> [Problem to solve]: All lines holding the word "Application" should be located in the records and copied.

[Extracted data entries]

__________________________________________________

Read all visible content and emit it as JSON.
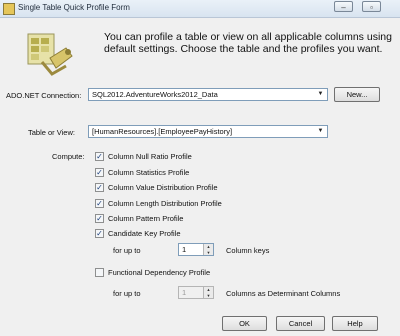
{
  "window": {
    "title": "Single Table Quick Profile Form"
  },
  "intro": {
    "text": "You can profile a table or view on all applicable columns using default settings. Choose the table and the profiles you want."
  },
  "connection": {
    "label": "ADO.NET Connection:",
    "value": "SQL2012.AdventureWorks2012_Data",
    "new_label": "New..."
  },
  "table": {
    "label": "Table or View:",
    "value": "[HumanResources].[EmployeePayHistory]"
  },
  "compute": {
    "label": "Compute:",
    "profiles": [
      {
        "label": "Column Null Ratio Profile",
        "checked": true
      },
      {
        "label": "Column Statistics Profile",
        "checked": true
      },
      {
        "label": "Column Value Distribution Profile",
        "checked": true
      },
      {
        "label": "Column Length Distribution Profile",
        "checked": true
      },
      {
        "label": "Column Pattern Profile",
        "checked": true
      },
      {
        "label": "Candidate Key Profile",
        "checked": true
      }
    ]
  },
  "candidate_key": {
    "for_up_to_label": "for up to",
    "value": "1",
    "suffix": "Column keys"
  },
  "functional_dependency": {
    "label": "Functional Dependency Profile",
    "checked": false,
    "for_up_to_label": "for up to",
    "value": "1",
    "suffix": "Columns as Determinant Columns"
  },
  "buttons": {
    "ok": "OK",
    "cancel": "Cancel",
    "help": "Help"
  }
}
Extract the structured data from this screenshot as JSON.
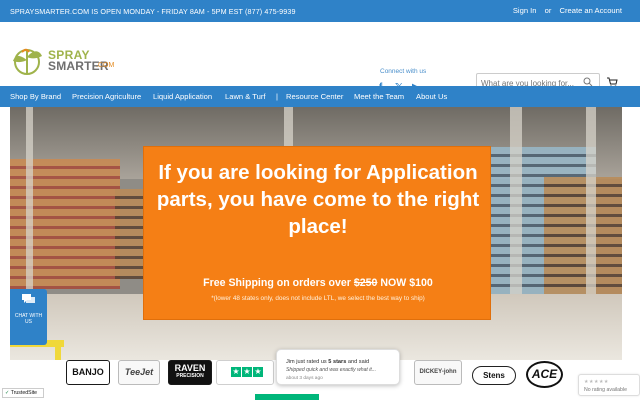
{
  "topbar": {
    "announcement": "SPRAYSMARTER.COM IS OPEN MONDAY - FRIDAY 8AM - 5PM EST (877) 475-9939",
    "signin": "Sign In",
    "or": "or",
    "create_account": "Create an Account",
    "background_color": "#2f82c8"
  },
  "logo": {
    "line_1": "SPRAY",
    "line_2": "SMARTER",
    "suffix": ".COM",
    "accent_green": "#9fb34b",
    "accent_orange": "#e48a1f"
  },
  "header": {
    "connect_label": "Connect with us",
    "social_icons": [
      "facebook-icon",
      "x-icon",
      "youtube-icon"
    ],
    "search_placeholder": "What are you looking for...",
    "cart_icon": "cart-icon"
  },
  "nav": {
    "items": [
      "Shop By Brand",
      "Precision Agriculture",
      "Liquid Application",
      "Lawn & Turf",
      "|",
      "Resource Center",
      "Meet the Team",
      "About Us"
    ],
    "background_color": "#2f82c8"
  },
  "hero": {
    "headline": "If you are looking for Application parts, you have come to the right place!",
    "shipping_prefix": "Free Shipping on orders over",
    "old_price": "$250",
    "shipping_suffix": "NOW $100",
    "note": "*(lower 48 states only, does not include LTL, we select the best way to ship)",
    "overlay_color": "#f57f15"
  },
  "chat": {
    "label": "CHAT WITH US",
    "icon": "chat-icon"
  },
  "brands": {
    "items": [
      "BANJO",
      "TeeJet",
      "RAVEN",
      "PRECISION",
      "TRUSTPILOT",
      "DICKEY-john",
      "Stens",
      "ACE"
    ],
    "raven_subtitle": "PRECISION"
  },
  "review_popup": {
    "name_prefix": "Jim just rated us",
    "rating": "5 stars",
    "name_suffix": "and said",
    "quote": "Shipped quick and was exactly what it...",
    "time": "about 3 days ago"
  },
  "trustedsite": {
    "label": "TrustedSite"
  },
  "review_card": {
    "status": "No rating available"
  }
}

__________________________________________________

> [Response to this exercise]:
      "Liquid Application",
    "headline": "If you are looking for Application parts, you have come to the right place!",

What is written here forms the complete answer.